Aim of the task:
Every line of the material is to be repeated exactly as it stands.

Entries supplied:

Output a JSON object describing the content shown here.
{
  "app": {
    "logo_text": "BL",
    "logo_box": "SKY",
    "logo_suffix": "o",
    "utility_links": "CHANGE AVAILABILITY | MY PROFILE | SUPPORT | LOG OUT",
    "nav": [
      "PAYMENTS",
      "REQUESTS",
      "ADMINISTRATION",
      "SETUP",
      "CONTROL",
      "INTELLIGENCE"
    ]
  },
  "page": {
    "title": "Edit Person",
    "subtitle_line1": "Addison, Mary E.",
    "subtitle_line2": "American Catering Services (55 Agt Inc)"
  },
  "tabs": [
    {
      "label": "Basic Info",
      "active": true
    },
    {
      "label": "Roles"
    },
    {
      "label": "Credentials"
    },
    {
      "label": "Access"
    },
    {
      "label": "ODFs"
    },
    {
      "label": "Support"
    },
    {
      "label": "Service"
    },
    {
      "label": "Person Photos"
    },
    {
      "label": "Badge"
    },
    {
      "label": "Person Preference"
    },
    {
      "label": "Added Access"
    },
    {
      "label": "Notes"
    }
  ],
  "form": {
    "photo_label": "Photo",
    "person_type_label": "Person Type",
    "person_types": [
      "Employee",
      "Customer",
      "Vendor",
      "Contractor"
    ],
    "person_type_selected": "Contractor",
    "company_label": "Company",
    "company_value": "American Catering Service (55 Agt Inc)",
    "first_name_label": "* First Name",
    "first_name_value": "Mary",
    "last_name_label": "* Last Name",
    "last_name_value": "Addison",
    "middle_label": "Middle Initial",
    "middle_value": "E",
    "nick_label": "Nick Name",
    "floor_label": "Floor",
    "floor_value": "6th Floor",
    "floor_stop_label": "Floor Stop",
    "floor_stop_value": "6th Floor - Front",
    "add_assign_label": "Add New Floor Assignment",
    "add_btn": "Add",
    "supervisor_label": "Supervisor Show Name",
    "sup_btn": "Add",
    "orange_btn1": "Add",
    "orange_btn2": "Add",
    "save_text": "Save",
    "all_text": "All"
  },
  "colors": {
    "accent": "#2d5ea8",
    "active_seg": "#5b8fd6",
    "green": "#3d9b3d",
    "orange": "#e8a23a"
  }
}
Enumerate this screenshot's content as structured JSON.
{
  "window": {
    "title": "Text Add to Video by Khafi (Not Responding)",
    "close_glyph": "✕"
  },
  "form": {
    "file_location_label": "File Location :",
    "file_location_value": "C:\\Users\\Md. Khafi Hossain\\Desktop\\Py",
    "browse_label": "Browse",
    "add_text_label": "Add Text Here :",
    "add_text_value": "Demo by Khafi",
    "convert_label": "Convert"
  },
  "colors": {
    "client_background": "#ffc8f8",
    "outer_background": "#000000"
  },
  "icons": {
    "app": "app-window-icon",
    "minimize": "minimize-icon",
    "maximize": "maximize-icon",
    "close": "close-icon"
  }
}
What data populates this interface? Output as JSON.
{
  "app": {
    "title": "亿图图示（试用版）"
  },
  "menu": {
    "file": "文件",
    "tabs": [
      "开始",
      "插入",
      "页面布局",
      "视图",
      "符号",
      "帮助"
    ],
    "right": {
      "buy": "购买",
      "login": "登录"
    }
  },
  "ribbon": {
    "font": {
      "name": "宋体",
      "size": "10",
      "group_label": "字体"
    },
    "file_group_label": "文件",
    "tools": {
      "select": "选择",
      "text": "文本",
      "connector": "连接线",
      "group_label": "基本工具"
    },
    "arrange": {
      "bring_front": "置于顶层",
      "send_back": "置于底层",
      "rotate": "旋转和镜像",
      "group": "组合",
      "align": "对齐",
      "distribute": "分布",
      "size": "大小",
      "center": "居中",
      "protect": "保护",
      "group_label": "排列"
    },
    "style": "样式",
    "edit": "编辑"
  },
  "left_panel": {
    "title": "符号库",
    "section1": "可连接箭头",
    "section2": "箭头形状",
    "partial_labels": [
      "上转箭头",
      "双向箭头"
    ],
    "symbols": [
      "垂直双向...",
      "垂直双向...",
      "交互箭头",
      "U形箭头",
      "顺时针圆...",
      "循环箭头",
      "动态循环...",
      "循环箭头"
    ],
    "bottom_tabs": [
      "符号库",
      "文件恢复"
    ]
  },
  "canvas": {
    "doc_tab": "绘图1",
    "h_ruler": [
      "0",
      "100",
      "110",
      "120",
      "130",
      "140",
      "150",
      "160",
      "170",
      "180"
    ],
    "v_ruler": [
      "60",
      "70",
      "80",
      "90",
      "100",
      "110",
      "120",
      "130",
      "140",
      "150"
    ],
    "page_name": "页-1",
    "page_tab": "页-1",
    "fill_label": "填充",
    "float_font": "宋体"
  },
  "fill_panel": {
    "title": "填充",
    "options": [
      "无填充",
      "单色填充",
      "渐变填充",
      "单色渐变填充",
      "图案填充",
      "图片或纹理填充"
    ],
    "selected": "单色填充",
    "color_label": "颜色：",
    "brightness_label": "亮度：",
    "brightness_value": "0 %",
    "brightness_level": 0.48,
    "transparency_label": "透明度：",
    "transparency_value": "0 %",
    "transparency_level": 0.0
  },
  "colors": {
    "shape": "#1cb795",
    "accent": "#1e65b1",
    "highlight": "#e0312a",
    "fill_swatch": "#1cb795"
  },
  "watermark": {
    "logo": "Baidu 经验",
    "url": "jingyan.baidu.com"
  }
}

Answer to this task:
Output a JSON object describing the content shown here.
{
  "app": {
    "logo_text": "BL",
    "logo_box": "SKY",
    "logo_suffix": "o",
    "utility_links": "CHANGE AVAILABILITY | MY PROFILE | SUPPORT | LOG OUT",
    "nav": [
      "PAYMENTS",
      "REQUESTS",
      "ADMINISTRATION",
      "SETUP",
      "CONTROL",
      "INTELLIGENCE"
    ]
  },
  "page": {
    "title": "Edit Person",
    "subtitle_line1": "Addison, Mary E.",
    "subtitle_line2": "American Catering Services (55 Agt Inc)"
  },
  "tabs": [
    {
      "label": "Basic Info",
      "active": true
    },
    {
      "label": "Roles"
    },
    {
      "label": "Credentials"
    },
    {
      "label": "Access"
    },
    {
      "label": "ODFs"
    },
    {
      "label": "Support"
    },
    {
      "label": "Service"
    },
    {
      "label": "Person Photos"
    },
    {
      "label": "Badge"
    },
    {
      "label": "Person Preference"
    },
    {
      "label": "Added Access"
    },
    {
      "label": "Notes"
    }
  ],
  "form": {
    "photo_label": "Photo",
    "person_type_label": "Person Type",
    "person_types": [
      "Employee",
      "Customer",
      "Vendor",
      "Contractor"
    ],
    "person_type_selected": "Contractor",
    "company_label": "Company",
    "company_value": "American Catering Service (55 Agt Inc)",
    "first_name_label": "* First Name",
    "first_name_value": "Mary",
    "last_name_label": "* Last Name",
    "last_name_value": "Addison",
    "middle_label": "Middle Initial",
    "middle_value": "E",
    "nick_label": "Nick Name",
    "floor_label": "Floor",
    "floor_value": "6th Floor",
    "floor_stop_label": "Floor Stop",
    "floor_stop_value": "6th Floor - Front",
    "add_assign_label": "Add New Floor Assignment",
    "add_btn": "Add",
    "supervisor_label": "Supervisor Show Name",
    "sup_btn": "Add",
    "orange_btn1": "Add",
    "orange_btn2": "Add",
    "save_text": "Save",
    "all_text": "All"
  },
  "colors": {
    "accent": "#2d5ea8",
    "active_seg": "#5b8fd6",
    "green": "#3d9b3d",
    "orange": "#e8a23a"
  }
}
Enumerate this screenshot's content as structured JSON.
{
  "window": {
    "title": "Text Add to Video by Khafi (Not Responding)",
    "close_glyph": "✕"
  },
  "form": {
    "file_location_label": "File Location :",
    "file_location_value": "C:\\Users\\Md. Khafi Hossain\\Desktop\\Py",
    "browse_label": "Browse",
    "add_text_label": "Add Text Here :",
    "add_text_value": "Demo by Khafi",
    "convert_label": "Convert"
  },
  "colors": {
    "client_background": "#ffc8f8",
    "outer_background": "#000000"
  },
  "icons": {
    "app": "app-window-icon",
    "minimize": "minimize-icon",
    "maximize": "maximize-icon",
    "close": "close-icon"
  }
}
What data populates this interface? Output as JSON.
{
  "app": {
    "title": "亿图图示（试用版）"
  },
  "menu": {
    "file": "文件",
    "tabs": [
      "开始",
      "插入",
      "页面布局",
      "视图",
      "符号",
      "帮助"
    ],
    "right": {
      "buy": "购买",
      "login": "登录"
    }
  },
  "ribbon": {
    "font": {
      "name": "宋体",
      "size": "10",
      "group_label": "字体"
    },
    "file_group_label": "文件",
    "tools": {
      "select": "选择",
      "text": "文本",
      "connector": "连接线",
      "group_label": "基本工具"
    },
    "arrange": {
      "bring_front": "置于顶层",
      "send_back": "置于底层",
      "rotate": "旋转和镜像",
      "group": "组合",
      "align": "对齐",
      "distribute": "分布",
      "size": "大小",
      "center": "居中",
      "protect": "保护",
      "group_label": "排列"
    },
    "style": "样式",
    "edit": "编辑"
  },
  "left_panel": {
    "title": "符号库",
    "section1": "可连接箭头",
    "section2": "箭头形状",
    "partial_labels": [
      "上转箭头",
      "双向箭头"
    ],
    "symbols": [
      "垂直双向...",
      "垂直双向...",
      "交互箭头",
      "U形箭头",
      "顺时针圆...",
      "循环箭头",
      "动态循环...",
      "循环箭头"
    ],
    "bottom_tabs": [
      "符号库",
      "文件恢复"
    ]
  },
  "canvas": {
    "doc_tab": "绘图1",
    "h_ruler": [
      "0",
      "100",
      "110",
      "120",
      "130",
      "140",
      "150",
      "160",
      "170",
      "180"
    ],
    "v_ruler": [
      "60",
      "70",
      "80",
      "90",
      "100",
      "110",
      "120",
      "130",
      "140",
      "150"
    ],
    "page_name": "页-1",
    "page_tab": "页-1",
    "fill_label": "填充",
    "float_font": "宋体"
  },
  "fill_panel": {
    "title": "填充",
    "options": [
      "无填充",
      "单色填充",
      "渐变填充",
      "单色渐变填充",
      "图案填充",
      "图片或纹理填充"
    ],
    "selected": "单色填充",
    "color_label": "颜色：",
    "brightness_label": "亮度：",
    "brightness_value": "0 %",
    "brightness_level": 0.48,
    "transparency_label": "透明度：",
    "transparency_value": "0 %",
    "transparency_level": 0.0
  },
  "colors": {
    "shape": "#1cb795",
    "accent": "#1e65b1",
    "highlight": "#e0312a",
    "fill_swatch": "#1cb795"
  },
  "watermark": {
    "logo": "Baidu 经验",
    "url": "jingyan.baidu.com"
  }
}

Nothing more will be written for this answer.